-- Records for this task follows --

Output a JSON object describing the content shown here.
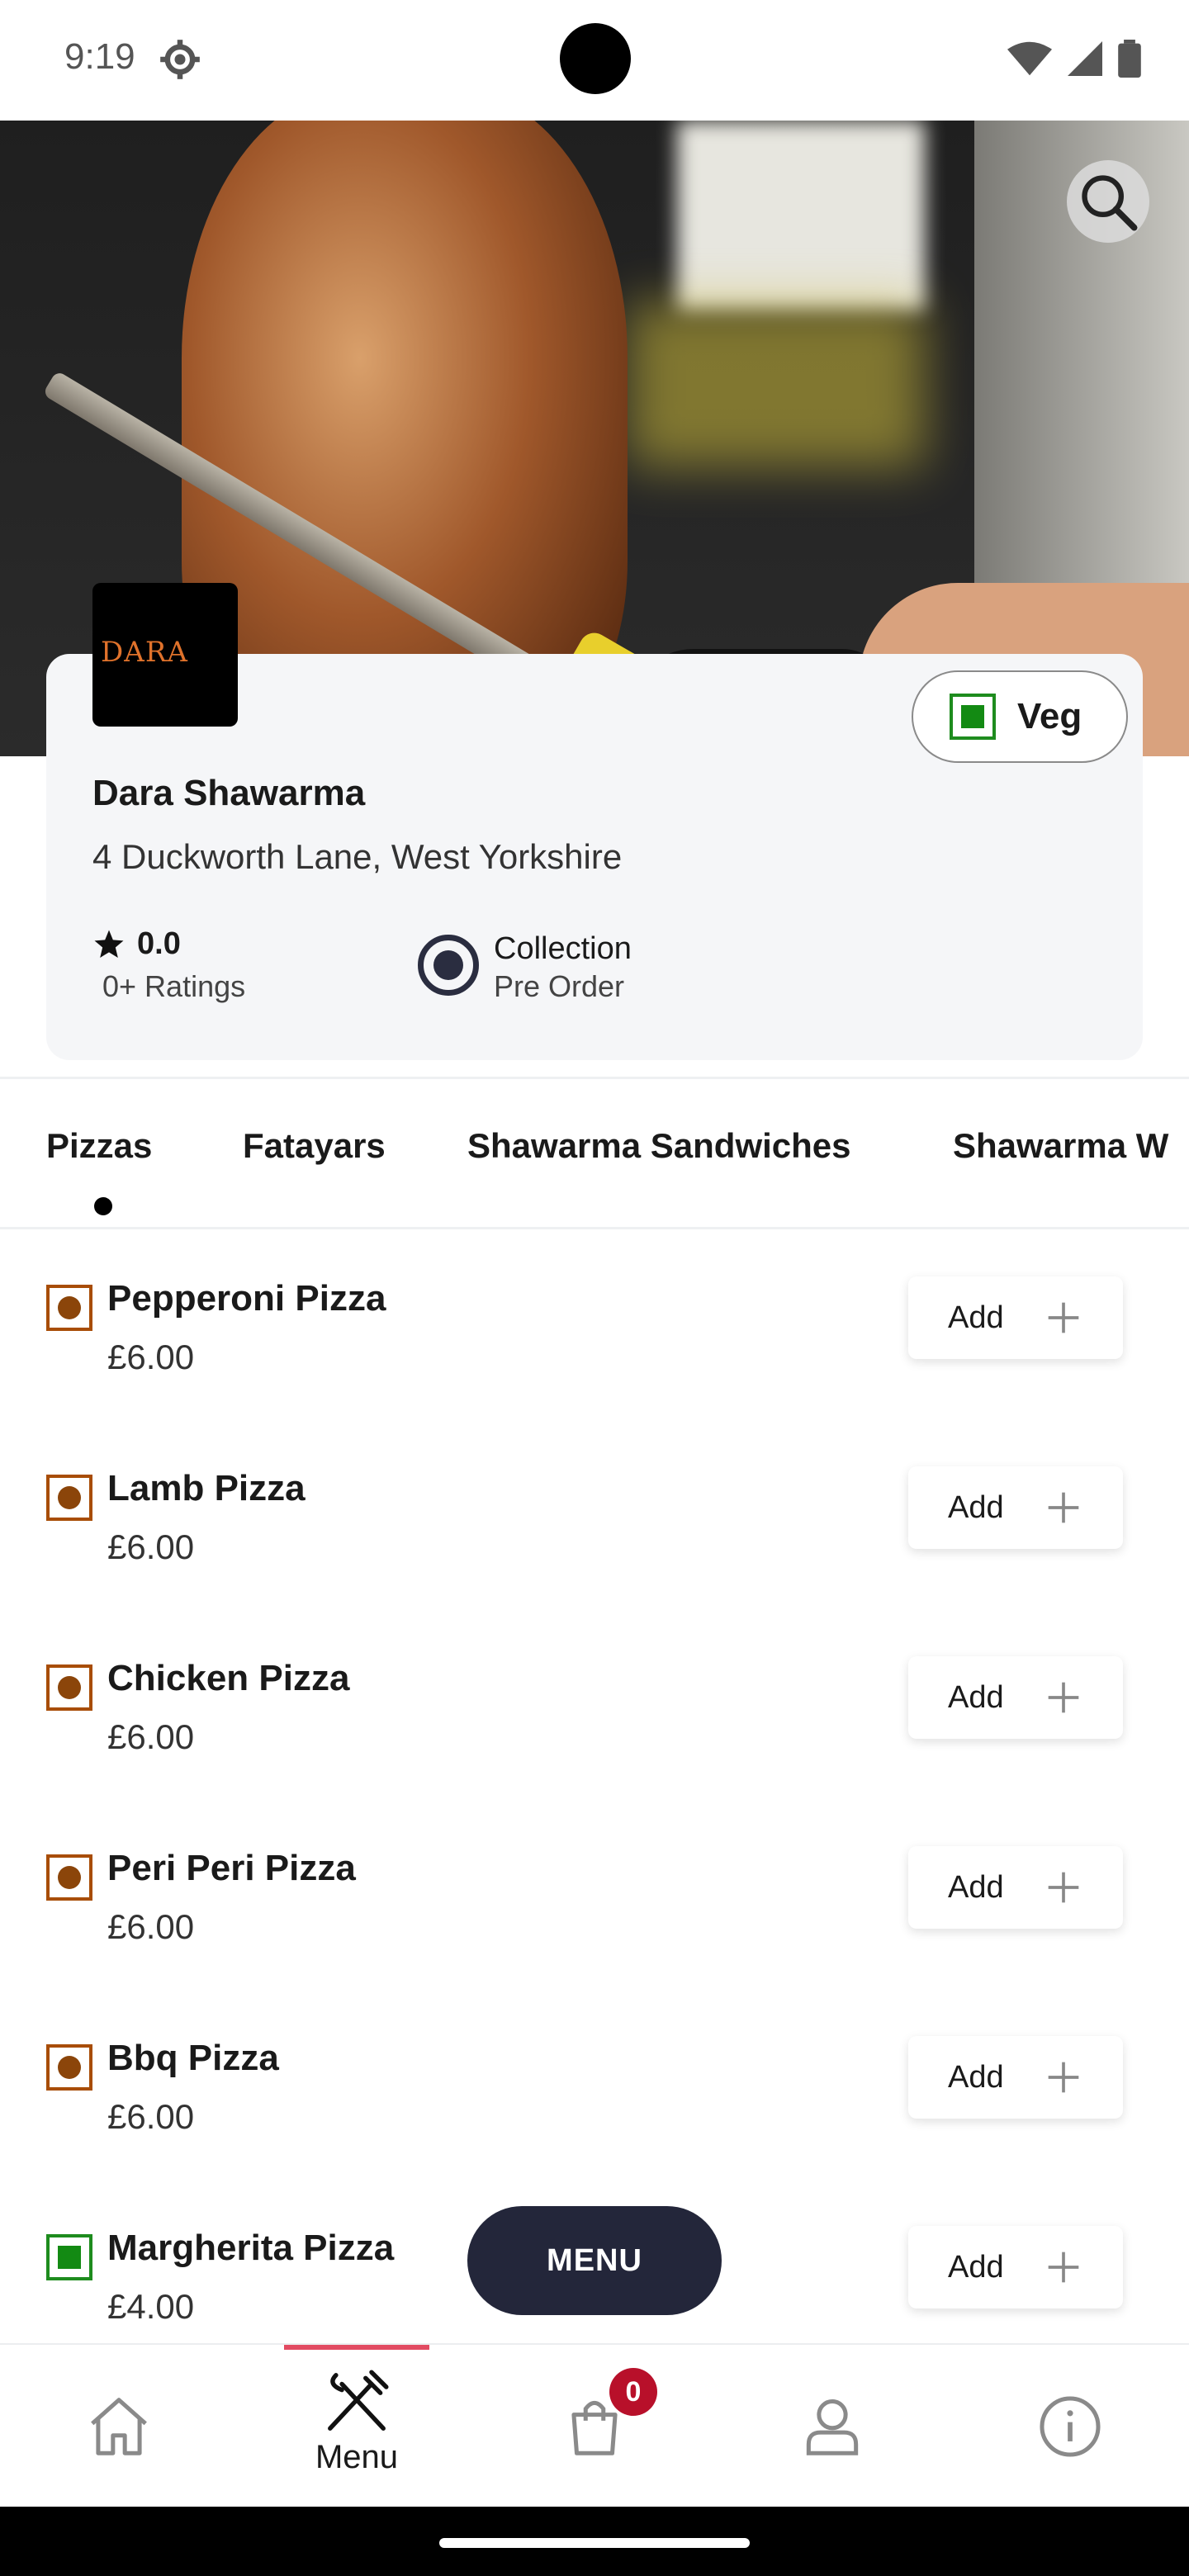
{
  "status_bar": {
    "time": "9:19",
    "icons": [
      "settings-icon",
      "wifi-icon",
      "signal-icon",
      "battery-icon"
    ]
  },
  "restaurant": {
    "logo_text": "DARA",
    "name": "Dara Shawarma",
    "address": "4 Duckworth Lane, West Yorkshire",
    "rating_value": "0.0",
    "rating_count": "0+ Ratings",
    "order_type": "Collection",
    "order_sub": "Pre Order"
  },
  "veg_toggle": {
    "label": "Veg"
  },
  "tabs": [
    {
      "label": "Pizzas"
    },
    {
      "label": "Fatayars"
    },
    {
      "label": "Shawarma Sandwiches"
    },
    {
      "label": "Shawarma W"
    }
  ],
  "menu_items": [
    {
      "name": "Pepperoni Pizza",
      "price": "£6.00",
      "veg": false
    },
    {
      "name": "Lamb Pizza",
      "price": "£6.00",
      "veg": false
    },
    {
      "name": "Chicken Pizza",
      "price": "£6.00",
      "veg": false
    },
    {
      "name": "Peri Peri Pizza",
      "price": "£6.00",
      "veg": false
    },
    {
      "name": "Bbq Pizza",
      "price": "£6.00",
      "veg": false
    },
    {
      "name": "Margherita Pizza",
      "price": "£4.00",
      "veg": true
    }
  ],
  "add_label": "Add",
  "menu_button": "MENU",
  "bottom_nav": {
    "items": [
      {
        "icon": "home-icon",
        "label": ""
      },
      {
        "icon": "fork-knife-icon",
        "label": "Menu"
      },
      {
        "icon": "bag-icon",
        "label": ""
      },
      {
        "icon": "user-icon",
        "label": ""
      },
      {
        "icon": "info-icon",
        "label": ""
      }
    ],
    "cart_count": "0"
  },
  "colors": {
    "accent": "#e24b62",
    "dark": "#23263a",
    "veg": "#138a13",
    "nonveg": "#8b450a",
    "badge": "#b8102a"
  }
}
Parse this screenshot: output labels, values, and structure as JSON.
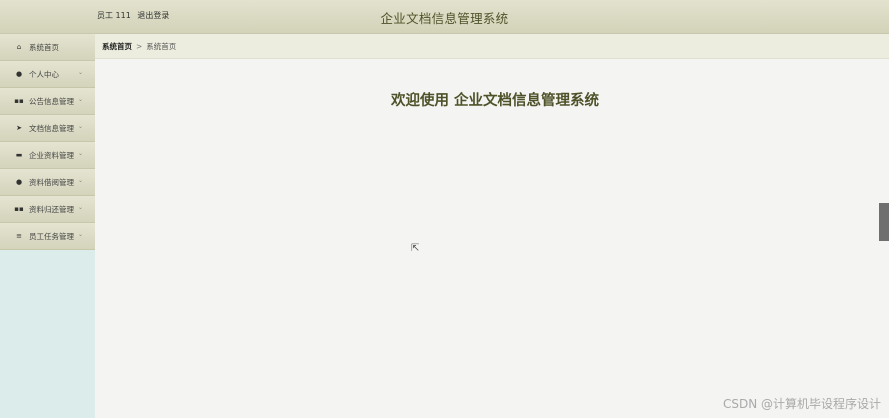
{
  "header": {
    "user_label": "员工 111",
    "logout_label": "退出登录",
    "title": "企业文档信息管理系统"
  },
  "sidebar": {
    "items": [
      {
        "label": "系统首页",
        "icon": "home-icon",
        "glyph": "⌂",
        "has_chevron": false
      },
      {
        "label": "个人中心",
        "icon": "user-icon",
        "glyph": "●",
        "has_chevron": true
      },
      {
        "label": "公告信息管理",
        "icon": "grid-icon",
        "glyph": "▪▪",
        "has_chevron": true
      },
      {
        "label": "文档信息管理",
        "icon": "send-icon",
        "glyph": "➤",
        "has_chevron": true
      },
      {
        "label": "企业资料管理",
        "icon": "folder-icon",
        "glyph": "▬",
        "has_chevron": true
      },
      {
        "label": "资料借阅管理",
        "icon": "user-icon",
        "glyph": "●",
        "has_chevron": true
      },
      {
        "label": "资料归还管理",
        "icon": "grid-icon",
        "glyph": "▪▪",
        "has_chevron": true
      },
      {
        "label": "员工任务管理",
        "icon": "list-icon",
        "glyph": "≡",
        "has_chevron": true
      }
    ],
    "chevron_glyph": "⌄"
  },
  "breadcrumb": {
    "home": "系统首页",
    "separator": ">",
    "current": "系统首页"
  },
  "main": {
    "welcome": "欢迎使用 企业文档信息管理系统"
  },
  "watermark": "CSDN @计算机毕设程序设计",
  "colors": {
    "accent": "#4e5228",
    "sidebar_bg": "#dcecea",
    "nav_bg": "#dcdcc6"
  }
}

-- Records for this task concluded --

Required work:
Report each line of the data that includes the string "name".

Exercise solution:
    "name": "Dara Shawarma",
      "name": "Pepperoni Pizza",
      "name": "Lamb Pizza",
      "name": "Chicken Pizza",
      "name": "Peri Peri Pizza",
      "name": "Bbq Pizza",
      "name": "Margherita Pizza",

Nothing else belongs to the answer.